In Anatomy & Physiology, we have woven language learning into every chapter so that students can more efficiently master the language of A&P.
Nearly every A&P teacher I know mentions word parts frequently in class discussions—especially when introducing the more convoluted terms that represent important concepts.
Besides breaking down impossibly long words into easily consumed, bite-sized pieces, it's also a stealthy strategy to "sneak in" some language learning. Without having to "put it on the test" we can introduce word parts— and how they are used to construct phrase-like terms—in a way that allows natural language learning. Students often don't even realize that our repeated mentioning of the meaning of common word parts is adding to their mental lexicon. Soon they start recognizing these word parts on their own.
When students know what common word parts mean, they start using them as mnemonic tools (memory aids). They find themselves using the word parts as clues to remember the actual working definition of the term—and the essence of the concept that the term represents.
In Anatomy & Physiology, we support this widely used classroom approach in several ways. A central strategy is our inclusion of word parts in the chapter word lists.
In a recent post, I described our chapter word lists and explained how previewing unfamiliar words before reading a chapter helps to get those words into the reader's mental lexicon more quickly—and how that, in turn, improves reading comprehension. See Word Lists Help Students Build Their Mental Lexicons. Because we also include word parts in the chapter word lists, scanning these lists naturally builds competence in scientific language.

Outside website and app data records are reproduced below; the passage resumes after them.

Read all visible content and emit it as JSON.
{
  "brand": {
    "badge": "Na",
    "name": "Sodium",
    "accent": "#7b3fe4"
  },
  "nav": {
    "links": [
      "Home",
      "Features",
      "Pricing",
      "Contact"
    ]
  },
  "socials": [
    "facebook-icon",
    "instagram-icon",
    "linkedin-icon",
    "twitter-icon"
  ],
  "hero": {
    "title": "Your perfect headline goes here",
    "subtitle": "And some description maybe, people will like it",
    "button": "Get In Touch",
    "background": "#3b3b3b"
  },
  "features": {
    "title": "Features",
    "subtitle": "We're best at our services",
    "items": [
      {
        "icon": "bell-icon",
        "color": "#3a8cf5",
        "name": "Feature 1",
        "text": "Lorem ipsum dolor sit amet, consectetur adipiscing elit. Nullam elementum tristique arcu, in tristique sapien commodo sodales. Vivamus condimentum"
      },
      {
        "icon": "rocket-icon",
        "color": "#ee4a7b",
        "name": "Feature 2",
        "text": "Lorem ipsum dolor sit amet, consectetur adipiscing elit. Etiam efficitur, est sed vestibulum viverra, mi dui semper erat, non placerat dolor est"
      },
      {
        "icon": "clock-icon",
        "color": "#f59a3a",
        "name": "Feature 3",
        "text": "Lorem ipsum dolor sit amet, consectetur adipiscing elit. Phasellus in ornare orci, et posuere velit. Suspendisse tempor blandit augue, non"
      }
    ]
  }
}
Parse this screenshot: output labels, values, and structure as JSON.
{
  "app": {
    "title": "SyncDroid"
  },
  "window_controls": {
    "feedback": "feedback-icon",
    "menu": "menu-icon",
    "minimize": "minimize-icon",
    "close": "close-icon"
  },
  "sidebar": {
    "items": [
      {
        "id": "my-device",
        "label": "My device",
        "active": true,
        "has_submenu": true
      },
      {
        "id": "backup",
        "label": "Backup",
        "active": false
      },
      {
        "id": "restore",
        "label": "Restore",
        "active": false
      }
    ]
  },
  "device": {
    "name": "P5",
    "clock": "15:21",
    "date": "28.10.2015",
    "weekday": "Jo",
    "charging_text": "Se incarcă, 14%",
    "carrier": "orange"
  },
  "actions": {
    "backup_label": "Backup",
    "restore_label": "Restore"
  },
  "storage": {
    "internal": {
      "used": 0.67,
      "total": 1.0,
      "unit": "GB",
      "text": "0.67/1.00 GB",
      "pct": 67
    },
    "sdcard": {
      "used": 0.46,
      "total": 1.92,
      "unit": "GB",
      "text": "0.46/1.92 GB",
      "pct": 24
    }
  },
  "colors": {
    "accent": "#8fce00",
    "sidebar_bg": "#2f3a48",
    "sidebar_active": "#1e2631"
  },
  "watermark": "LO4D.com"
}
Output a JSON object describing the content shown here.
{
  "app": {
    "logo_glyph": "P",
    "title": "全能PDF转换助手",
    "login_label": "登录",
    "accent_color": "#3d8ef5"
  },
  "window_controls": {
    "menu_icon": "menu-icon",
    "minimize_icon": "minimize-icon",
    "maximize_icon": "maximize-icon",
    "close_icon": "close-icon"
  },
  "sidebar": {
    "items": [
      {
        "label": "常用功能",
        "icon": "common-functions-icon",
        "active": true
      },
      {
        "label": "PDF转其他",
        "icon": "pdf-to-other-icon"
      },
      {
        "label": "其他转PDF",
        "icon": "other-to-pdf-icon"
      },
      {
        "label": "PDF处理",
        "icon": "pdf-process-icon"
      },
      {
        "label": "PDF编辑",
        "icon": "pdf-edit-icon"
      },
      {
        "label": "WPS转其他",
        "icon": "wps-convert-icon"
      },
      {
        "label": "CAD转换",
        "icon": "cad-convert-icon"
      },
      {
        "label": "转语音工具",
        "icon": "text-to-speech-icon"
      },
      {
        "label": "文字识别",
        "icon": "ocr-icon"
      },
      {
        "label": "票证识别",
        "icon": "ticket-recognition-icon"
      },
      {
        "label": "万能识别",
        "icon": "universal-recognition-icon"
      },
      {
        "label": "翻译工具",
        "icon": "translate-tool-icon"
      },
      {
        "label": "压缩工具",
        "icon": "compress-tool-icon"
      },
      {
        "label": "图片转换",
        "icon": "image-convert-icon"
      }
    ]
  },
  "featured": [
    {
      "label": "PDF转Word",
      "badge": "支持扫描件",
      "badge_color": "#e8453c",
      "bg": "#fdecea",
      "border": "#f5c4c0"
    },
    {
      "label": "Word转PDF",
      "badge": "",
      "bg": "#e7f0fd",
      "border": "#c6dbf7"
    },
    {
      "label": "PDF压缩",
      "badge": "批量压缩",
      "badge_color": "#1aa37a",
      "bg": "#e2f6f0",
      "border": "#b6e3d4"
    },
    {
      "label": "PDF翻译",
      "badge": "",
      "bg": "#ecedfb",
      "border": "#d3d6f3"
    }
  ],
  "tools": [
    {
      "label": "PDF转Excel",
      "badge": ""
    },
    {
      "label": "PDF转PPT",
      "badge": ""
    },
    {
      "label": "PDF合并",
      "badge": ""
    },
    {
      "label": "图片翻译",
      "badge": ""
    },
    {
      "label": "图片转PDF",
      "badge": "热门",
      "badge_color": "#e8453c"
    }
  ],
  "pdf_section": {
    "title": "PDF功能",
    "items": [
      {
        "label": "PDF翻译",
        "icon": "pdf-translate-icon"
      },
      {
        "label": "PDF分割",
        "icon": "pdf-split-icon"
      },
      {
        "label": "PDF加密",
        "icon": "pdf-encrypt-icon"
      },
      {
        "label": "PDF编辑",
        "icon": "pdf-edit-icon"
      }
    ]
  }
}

A widespread and effective strategy in teaching reading skills—from elementary school to advanced courses in college reading efficiency—is often called word study. In a nutshell, word study instruction encourages readers to strengthen their recognition of word patterns as first step, rather than simply memorizing new words as they encounter them. This is based on the fact that we read words and phrases as a whole. It's one of many brain-based strategies of learning that translate current concepts of neuroscience into practical strategies.
Incorporating word parts in the chapter word list, where they can be scanned before reading the chapter, offers the opportunity for readers of Anatomy & Physiology to make the word study method part of their overall reading strategy. By building pattern-recognition skills, readers can better get new terms into their mental lexicon and thus be able to read them without stumbling and thus learn concepts more efficiently.
But wait! There's more! In Anatomy & Physiology, we provide even more built-in tools to help students gain skill in using their new language. In my next post, I'll point these out.